▸ **ABOUT THIS TASK**: The data beneath this task is to be duplicated exactly, in its entirety.

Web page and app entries

####

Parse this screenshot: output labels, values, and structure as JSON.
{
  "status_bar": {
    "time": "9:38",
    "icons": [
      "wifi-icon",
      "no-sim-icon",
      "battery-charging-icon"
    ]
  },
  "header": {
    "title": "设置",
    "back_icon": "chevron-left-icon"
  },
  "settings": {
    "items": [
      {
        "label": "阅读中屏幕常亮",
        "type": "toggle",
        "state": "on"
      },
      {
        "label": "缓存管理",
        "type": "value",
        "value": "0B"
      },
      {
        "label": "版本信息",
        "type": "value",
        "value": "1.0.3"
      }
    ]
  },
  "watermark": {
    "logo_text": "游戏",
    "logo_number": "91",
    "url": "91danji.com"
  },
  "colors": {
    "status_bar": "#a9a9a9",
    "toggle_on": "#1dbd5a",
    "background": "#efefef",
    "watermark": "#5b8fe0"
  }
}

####

▸ **EXERCISE ANSWER**:
Parse this screenshot: output labels, values, and structure as JSON.
{
  "status_bar": {
    "time": "9:38",
    "icons": [
      "wifi-icon",
      "no-sim-icon",
      "battery-charging-icon"
    ]
  },
  "header": {
    "title": "设置",
    "back_icon": "chevron-left-icon"
  },
  "settings": {
    "items": [
      {
        "label": "阅读中屏幕常亮",
        "type": "toggle",
        "state": "on"
      },
      {
        "label": "缓存管理",
        "type": "value",
        "value": "0B"
      },
      {
        "label": "版本信息",
        "type": "value",
        "value": "1.0.3"
      }
    ]
  },
  "watermark": {
    "logo_text": "游戏",
    "logo_number": "91",
    "url": "91danji.com"
  },
  "colors": {
    "status_bar": "#a9a9a9",
    "toggle_on": "#1dbd5a",
    "background": "#efefef",
    "watermark": "#5b8fe0"
  }
}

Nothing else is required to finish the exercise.